Statistics Canada has released its livestock estimates as of January, and although sheep numbers are on the rise it’s a bit of a different story for cattle and hogs. Comparing January 2019 to last year, it was the first year-over-year decrease for hog inventories since January 2013. Although there is small increase for cattle, inventories overall have been on the decline since January 2005.
As of the first of January, Canadian farmers had 11.5 million cattle on farm, down 1.1 per cent from January of last year. Inventories were 23.3 per cent below their peak level in January 2005 — this is roughly the same time BSE finished its course in Alberta.
According to Statistics Canada, cattle producers retained less breeding stock last year, as the number of beef heifers held for breeding on Canadian farms was down 1.4 per cent to 553,800 head compared with the same date a year earlier. The number of beef cows decreased 1 per cent to 3.7 million head.
The inventory of calves on January 1 decreased 1.3 per cent to 3.7 million head. On the bright side, the number of feeder heifers increased 1.2 per cent; however, the number of steers decreased 3.4 per cent from January 1, 2018.
More than 72,000 farms reported inventories of cattle and calves, down 1.6 per cent from January last year compared to this year, which is 3.1 per cent lower compared with the same date in 2017.
Canadian farmers had 1.4 million dairy cows and heifers on their farms, up 0.3 per cent from January 1, 2018.
High cattle slaughter levels during the second half of 2018 attributed to the increase of total disposition of cattle, which rose 1.6 per cent compared to 2017. Total cattle slaughter rose 3.1 per cent to 1.8 million head in the second half of 2018, marking the third consecutive year-over-year increase.
There was a decrease of 2.3 per cent on international exports of cattle to just over 295,000 head during the second half of 2018 compared with the same period in 2017. Statistics Canada says slaughter cattle prices were lower on average during the second half of 2018 compared with the same period in 2017.

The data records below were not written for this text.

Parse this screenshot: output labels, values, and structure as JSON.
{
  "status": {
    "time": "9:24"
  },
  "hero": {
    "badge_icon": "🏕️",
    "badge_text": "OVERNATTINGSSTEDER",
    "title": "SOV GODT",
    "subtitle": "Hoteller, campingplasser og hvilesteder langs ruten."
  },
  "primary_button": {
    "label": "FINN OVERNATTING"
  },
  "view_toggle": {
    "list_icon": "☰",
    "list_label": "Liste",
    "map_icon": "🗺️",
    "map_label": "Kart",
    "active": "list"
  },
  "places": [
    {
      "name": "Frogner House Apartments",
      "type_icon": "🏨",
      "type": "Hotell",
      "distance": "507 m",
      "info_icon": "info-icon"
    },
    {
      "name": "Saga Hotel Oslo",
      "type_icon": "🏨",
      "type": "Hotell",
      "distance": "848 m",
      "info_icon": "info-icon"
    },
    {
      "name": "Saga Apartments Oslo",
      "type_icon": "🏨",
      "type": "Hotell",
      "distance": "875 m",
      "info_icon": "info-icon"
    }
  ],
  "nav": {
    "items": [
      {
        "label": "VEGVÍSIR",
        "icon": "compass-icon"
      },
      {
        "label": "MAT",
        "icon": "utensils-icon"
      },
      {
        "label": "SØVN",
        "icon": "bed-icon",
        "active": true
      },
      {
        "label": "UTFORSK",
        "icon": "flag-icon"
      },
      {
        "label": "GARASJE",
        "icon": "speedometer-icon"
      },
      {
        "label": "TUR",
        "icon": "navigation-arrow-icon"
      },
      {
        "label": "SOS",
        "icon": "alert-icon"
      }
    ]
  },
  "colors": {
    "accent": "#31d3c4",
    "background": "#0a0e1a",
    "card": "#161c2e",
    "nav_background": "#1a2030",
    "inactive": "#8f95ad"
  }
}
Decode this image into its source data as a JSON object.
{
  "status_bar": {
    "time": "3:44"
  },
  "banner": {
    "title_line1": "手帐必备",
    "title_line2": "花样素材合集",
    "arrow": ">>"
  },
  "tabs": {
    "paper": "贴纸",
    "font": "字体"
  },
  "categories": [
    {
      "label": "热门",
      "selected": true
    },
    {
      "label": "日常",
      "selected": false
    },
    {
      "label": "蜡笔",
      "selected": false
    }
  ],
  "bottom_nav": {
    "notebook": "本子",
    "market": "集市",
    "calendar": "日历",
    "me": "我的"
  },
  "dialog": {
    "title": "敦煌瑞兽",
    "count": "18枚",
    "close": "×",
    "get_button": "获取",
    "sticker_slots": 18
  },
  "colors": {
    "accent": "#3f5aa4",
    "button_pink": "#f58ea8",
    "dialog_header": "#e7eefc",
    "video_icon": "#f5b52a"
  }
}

A decrease of 1 per cent occurred last month for hog producers who reported 14 million hogs. That attributes to the first year-over-year decrease in six years.
However, the hog inventory remained 10.1 per cent above the January 1, 2013 level. As of January 1, there were 8,060 farms reporting hogs in Canada, down 1.3 per cent from the same date a year earlier. These farms reported 1.2 million sows and gilts, down 0.1 per cent from January 1, 2018. Exports were also down by 4.2 per cent in the second half of 2018 for a total of 2.6 million hogs. This meant, exports were 51.7 per cent below their peak level during the same period in 2007. Canadian hog prices also decreased in the second half of 2018 compared with the same period in 2017.
Canadian farmers held 842,300 sheep and lambs at the beginning of January which is up 2 per cent compared with the same date in 2018. It’s the second consecutive year-over-year increase.
The ewe flock also increased, with the number of ewes growing to 523,000 head, an increase of 1.8 per cent. Replacement lambs were up 2.9 per cent to 81,200 head. The number of rams edged up 0.4 per cent, to 23,700 head. The number of market lambs increased 2.6 per cent from January 1, 2018, to 214,400 head.
Statistic Canada says that international exports of sheep decreased by 800 head in the second half of 2018, down 33.3 per cent from the same period in 2017.